Every year, as the University of Richmond campus empties for fall break, the second-year class returns to the law school for the annual law skills weekend.  This weekend provides the students a chance to develop their trial skills in a two-day intensive workshop.  The students, however, are not the only people who are on campus during fall break.  Year after year, more than a dozen local practitioners come back to lead the workshop and help create the next generation of lawyers.

The curriculum for the weekend takes the students through many things they’ll need to know for a trial, including questioning witnesses and introducing evidence.  Many of the instructors feel that the intensive nature of the weekend is key to its success.  “The school deserves a lot of credit and Professor Douglass deserves a lot of credit,” says Mike Herring, the Commonwealth’s Attorney for the city of Richmond.  “The school makes it clear that this is serious stuff.”

The instructors tap into their years of experience to guide the students through the details and strategies of trial practice.  Each instructor’s unique experiences in their career shapes their teaching style and makes the experience slightly different for each student.  Regardless of the instructor, however, every student is sure to receive in-depth and personal feedback on their performance in the different exercises over the course of the weekend.  The structure of the weekend allows for the instructors to step students through the process of a trial and help the students develop their skills.

For the instructors, working with the students is what brings them back each year.  “I enjoy the ability to interact with students,” says Steve Faraci (L ’98), a shareholder at LeClairRyan.  “I enjoy watching the development of law students and younger lawyers, and it’s just nice to give back.”  David Johnson (R ’80, L ’83), Director of the Virginia Indigent Defense Commission, echoes that sentiment.  “This is my 14th year,” explains Johnson.  “I love the students.  Every year, they just keep getting better.” For Herring, the lessons go both ways: “it’s as much a learning experience for me as it is for the students.  It keeps me on my toes in working with them to perfect their technique.”

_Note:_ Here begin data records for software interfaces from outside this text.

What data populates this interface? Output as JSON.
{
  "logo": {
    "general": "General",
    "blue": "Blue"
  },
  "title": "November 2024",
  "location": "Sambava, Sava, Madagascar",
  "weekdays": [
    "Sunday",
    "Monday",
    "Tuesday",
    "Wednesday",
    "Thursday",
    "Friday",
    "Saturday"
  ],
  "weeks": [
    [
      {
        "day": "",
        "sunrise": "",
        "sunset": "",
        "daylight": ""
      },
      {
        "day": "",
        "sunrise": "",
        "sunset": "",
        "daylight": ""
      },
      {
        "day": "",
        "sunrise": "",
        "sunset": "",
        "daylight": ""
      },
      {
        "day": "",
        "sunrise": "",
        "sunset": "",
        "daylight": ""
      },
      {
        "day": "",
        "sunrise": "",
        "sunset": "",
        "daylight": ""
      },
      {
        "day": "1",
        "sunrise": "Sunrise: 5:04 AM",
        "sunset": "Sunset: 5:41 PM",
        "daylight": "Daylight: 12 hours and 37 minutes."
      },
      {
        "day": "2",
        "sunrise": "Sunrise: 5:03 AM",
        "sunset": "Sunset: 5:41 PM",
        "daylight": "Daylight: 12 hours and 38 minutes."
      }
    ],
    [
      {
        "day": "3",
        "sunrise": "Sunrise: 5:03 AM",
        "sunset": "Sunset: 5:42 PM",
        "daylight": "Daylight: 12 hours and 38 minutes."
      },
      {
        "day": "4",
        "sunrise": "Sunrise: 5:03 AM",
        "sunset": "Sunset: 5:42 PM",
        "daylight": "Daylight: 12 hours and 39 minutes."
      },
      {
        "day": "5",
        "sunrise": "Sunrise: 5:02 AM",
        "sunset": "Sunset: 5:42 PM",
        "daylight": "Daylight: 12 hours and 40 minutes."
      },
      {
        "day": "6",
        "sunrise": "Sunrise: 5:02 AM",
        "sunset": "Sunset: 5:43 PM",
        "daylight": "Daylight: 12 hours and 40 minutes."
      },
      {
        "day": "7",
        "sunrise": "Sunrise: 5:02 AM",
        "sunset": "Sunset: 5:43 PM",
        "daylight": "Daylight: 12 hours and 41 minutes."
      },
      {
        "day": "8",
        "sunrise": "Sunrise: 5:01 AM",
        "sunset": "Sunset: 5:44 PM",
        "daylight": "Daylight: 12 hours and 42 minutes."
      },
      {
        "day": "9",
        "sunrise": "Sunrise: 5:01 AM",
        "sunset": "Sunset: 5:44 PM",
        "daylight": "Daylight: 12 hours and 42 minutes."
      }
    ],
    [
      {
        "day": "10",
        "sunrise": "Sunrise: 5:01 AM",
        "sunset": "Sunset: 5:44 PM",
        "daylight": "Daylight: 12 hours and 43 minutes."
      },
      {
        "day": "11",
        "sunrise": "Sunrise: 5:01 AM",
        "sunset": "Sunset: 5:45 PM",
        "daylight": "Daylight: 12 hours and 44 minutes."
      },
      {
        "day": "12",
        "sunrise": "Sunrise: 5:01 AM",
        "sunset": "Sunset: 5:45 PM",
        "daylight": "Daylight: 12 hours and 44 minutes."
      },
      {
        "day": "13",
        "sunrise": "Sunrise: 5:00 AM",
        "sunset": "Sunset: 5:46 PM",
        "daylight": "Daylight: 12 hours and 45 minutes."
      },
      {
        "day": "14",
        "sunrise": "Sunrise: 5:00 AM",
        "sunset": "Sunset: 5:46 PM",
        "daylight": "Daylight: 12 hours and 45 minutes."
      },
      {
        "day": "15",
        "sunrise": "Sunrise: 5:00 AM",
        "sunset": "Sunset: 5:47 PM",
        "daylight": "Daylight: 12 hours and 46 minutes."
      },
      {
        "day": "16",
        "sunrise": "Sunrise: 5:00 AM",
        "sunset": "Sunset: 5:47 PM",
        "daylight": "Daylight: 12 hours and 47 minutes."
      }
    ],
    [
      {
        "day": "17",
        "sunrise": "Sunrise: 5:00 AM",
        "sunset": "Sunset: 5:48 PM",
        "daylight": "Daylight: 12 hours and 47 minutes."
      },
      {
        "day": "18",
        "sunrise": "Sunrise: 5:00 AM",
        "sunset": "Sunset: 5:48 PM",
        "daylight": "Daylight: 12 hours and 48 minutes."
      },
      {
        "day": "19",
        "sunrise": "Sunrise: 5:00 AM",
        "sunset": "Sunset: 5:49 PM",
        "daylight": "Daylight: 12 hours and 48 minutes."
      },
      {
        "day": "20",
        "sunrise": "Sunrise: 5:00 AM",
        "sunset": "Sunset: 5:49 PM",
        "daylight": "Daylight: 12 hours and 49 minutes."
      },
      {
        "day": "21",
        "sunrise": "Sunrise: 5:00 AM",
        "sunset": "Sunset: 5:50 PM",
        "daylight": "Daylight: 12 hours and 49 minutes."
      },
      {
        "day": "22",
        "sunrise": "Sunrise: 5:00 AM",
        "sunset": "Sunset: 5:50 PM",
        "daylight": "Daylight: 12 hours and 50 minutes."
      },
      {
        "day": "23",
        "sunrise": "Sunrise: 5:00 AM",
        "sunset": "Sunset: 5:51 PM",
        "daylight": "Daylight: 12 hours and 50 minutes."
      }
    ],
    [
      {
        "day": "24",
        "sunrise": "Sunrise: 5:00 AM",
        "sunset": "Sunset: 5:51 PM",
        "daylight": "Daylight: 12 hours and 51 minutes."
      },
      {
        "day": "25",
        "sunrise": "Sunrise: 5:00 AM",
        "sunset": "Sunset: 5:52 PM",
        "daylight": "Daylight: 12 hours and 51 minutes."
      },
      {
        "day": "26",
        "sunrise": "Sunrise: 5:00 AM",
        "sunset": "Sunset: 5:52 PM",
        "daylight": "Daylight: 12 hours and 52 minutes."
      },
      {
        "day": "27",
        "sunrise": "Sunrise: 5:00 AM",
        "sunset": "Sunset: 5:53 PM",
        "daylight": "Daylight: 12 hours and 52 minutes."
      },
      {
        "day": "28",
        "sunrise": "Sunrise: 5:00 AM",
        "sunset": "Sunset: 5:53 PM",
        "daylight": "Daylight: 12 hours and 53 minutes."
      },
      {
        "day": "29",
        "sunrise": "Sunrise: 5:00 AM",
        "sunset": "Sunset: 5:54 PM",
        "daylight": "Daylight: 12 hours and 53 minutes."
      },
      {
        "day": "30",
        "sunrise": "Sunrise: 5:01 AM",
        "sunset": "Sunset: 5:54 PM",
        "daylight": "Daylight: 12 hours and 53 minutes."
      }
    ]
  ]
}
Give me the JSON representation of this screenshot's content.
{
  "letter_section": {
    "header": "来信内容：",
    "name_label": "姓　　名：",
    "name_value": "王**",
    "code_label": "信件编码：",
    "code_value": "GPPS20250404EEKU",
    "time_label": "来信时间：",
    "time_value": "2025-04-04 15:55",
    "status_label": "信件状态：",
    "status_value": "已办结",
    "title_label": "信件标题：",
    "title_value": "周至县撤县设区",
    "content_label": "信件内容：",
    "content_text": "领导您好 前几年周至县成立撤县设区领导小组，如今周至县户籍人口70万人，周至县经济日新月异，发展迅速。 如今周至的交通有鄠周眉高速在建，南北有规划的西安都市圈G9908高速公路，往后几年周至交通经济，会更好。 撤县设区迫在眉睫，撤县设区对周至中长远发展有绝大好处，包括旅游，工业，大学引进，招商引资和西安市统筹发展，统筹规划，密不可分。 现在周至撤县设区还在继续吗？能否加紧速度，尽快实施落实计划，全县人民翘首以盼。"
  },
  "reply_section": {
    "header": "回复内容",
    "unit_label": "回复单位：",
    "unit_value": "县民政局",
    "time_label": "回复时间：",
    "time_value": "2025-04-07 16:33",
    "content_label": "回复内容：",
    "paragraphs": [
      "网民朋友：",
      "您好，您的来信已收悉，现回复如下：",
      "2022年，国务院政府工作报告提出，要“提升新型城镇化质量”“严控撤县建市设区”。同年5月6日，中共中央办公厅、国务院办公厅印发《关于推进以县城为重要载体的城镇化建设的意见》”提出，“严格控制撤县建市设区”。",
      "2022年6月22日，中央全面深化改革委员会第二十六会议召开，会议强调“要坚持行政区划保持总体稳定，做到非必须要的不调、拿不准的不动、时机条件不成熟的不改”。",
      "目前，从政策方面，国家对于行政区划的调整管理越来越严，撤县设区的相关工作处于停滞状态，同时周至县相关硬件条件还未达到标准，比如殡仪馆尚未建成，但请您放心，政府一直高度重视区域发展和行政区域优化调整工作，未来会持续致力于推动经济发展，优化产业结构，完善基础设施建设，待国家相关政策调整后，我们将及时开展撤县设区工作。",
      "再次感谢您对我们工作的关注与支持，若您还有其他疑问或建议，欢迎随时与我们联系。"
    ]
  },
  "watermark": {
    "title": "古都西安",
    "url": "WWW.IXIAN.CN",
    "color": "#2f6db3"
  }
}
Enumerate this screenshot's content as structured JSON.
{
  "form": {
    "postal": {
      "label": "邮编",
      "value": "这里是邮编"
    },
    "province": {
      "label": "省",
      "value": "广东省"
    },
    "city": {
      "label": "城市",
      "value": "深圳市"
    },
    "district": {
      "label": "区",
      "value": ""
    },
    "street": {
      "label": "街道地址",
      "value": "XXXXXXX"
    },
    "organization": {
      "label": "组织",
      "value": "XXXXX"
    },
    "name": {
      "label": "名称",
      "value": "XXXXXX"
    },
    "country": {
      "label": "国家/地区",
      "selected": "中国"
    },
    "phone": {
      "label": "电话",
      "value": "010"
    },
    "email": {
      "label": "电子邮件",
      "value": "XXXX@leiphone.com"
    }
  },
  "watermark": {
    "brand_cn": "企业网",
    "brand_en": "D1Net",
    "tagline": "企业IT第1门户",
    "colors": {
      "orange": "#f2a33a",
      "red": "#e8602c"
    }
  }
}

All of the instructors also reflected on how wonderful it is to see the students develop over the length of the weekend, and the entire course.  “You go from someone who has no idea how to handle a piece of evidence in a courtroom to being able to authenticate the evidence, admit the evidence, work with it, and prove points with their witnesses,” says Tracy Thorne-Begland (L ’97), a judge in Richmond General District Court.  Herring remembers those extra-special moments he’s seen in his thirteen years teaching the course: “I’m watching a student do an exercise, and they do such a good job, relatively speaking.  It could be a student who has come a long way, or it could be a student having no problem whatsoever who just knocks something out of the park.  I can feel this beaming smile come across my face and, in some years, I am so taken by it that I’ve literally run down the middle of the courtroom and high-fived the student.”  Every instructor has those memories, as they watch students rise to the occasion.

Many of the instructors are Richmond Law alumni, and they reflect on how the program has changed, and yet, how consistent it has remained.  “This was a four-day course when I took it,” says Thorne-Begland with a grin, “so I appreciate the fact that we’ve been able to condense it down to a couple of days.  But it’s a great program and it’s been pretty consistent.  I think they’ve got the right formula, so I haven’t seen a lot of change.”  All of the instructors are impressed at how steady the program has stayed.  “I have maintained the same set of materials for seven years.  Done the same case for seven years,” explains Faraci, “so you get a chance to watch how each specific class handles those materials, and each and every year that goes by you’re able to find a little more concise and clear way to articulate the rules of the road and the tips and the tricks that will aid them as they go forward.”

Ultimately, the skills the instructors pass on are ones the students will use their whole professional lives.  “At the beginning of each semester I always tell the students, you don’t know where you’re going to be five-to-ten years from now,” says Herring.  “But the one thing you can take away from this classroom is the fundamentals on how to try a case.  And a lawyer who knows how to try a case fundamentally can always earn a living.”